┏━━

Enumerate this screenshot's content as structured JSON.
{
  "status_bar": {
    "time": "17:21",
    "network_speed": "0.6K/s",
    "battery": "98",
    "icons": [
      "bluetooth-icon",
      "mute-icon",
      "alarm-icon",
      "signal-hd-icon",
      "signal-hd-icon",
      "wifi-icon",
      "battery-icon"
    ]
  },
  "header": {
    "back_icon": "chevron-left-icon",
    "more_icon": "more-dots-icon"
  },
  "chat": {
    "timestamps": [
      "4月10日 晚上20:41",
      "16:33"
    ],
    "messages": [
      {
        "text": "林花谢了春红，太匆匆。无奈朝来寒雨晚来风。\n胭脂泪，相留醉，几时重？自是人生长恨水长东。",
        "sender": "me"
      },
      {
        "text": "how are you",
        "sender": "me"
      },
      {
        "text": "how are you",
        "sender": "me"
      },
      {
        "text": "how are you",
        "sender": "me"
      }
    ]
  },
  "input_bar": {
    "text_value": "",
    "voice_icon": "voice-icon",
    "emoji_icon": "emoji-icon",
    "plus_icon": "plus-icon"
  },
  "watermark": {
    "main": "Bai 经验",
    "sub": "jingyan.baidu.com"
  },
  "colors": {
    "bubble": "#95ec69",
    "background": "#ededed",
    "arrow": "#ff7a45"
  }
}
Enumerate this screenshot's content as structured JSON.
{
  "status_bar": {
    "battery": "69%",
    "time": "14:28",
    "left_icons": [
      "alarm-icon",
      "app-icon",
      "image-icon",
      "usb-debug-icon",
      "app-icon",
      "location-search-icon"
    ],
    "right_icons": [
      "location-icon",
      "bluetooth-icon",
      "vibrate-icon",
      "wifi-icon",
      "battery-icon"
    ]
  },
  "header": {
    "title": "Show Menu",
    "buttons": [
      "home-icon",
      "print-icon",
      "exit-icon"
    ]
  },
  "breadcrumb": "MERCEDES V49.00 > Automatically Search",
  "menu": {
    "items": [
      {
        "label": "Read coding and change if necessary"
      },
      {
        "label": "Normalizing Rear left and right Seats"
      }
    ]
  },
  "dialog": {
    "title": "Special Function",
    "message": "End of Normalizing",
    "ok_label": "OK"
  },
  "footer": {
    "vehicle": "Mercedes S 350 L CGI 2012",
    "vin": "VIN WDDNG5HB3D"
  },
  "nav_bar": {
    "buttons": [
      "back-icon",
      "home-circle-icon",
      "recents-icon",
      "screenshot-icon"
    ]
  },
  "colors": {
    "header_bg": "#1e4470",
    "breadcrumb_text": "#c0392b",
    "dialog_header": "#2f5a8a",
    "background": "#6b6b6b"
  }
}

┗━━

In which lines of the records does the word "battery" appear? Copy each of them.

● Completed exercise:
    "battery": "98",
      "battery-icon"
    "battery": "69%",
      "battery-icon"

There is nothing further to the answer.